Organizers are often inundated by pitches and while attempts are often made to ensure a diversity of voices by trying to find those voices beyond the pitches, your odds of being selected increase significantly when you simply go through the effort of pitching the event. Don’t let the outcome of your success as a speaker be wholly dependent upon the reduced odds of being pulled into an event by external forces. Pitching is the single most critical element in becoming a speaker. Do the work. I cannot emphasize this enough.
Pitching events to establish oneself as an authoritative expert is so important, it's worth discussing why.
Being a speaker is like being a salesperson
To best explain, we can look at a parallel in the business world: sales. A salesperson, when faced with inbound leads drying up, still has the responsibility to manage their pipeline. Within sales roles, if the inbound leads are light, it will fall to you to fill it via outbound prospecting and pitching when necessary.
Demand generation in the speaking world requires establishing yourself unequivocally as an expert and putting yourself into as many near speaking opportunities as possible, such as the blog posts and podcast interviews mentioned previously in order to drive those inbound speaking requests. However, it is incumbent to the aspiration speaker to pitch events if one wants to be considered.
Once one has overcome pitch exhaustion and received decent audience scores, other events will seek you out. This is the authority transfer, where a conference that is perceived as the authoritative source on a subject transfer that authority, by proxy, to the speaker.
After a new speaker masters the stage through the 60 minutes of terror, he or she receives that authoritative boost, the information conveyed comes off as more credible and the opportunities will come.

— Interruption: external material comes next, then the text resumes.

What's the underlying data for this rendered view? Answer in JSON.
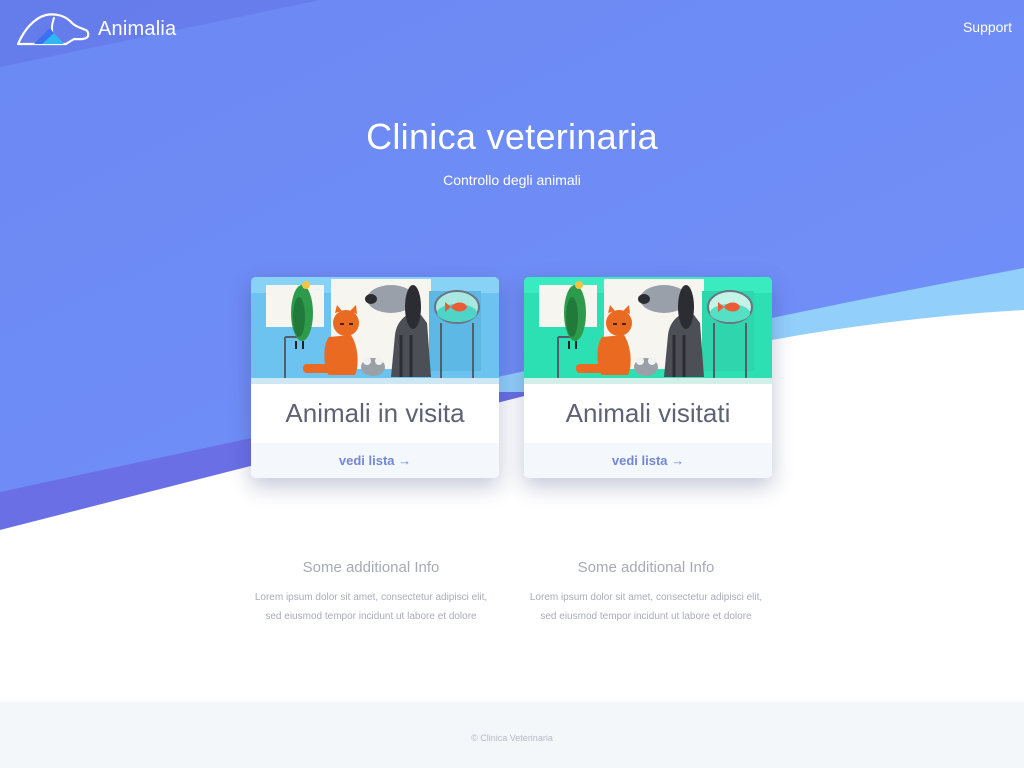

Similar to the sales analogy, when the inbound requests to join the speaker circuit are light, it's your job to pitch the events you want to be at.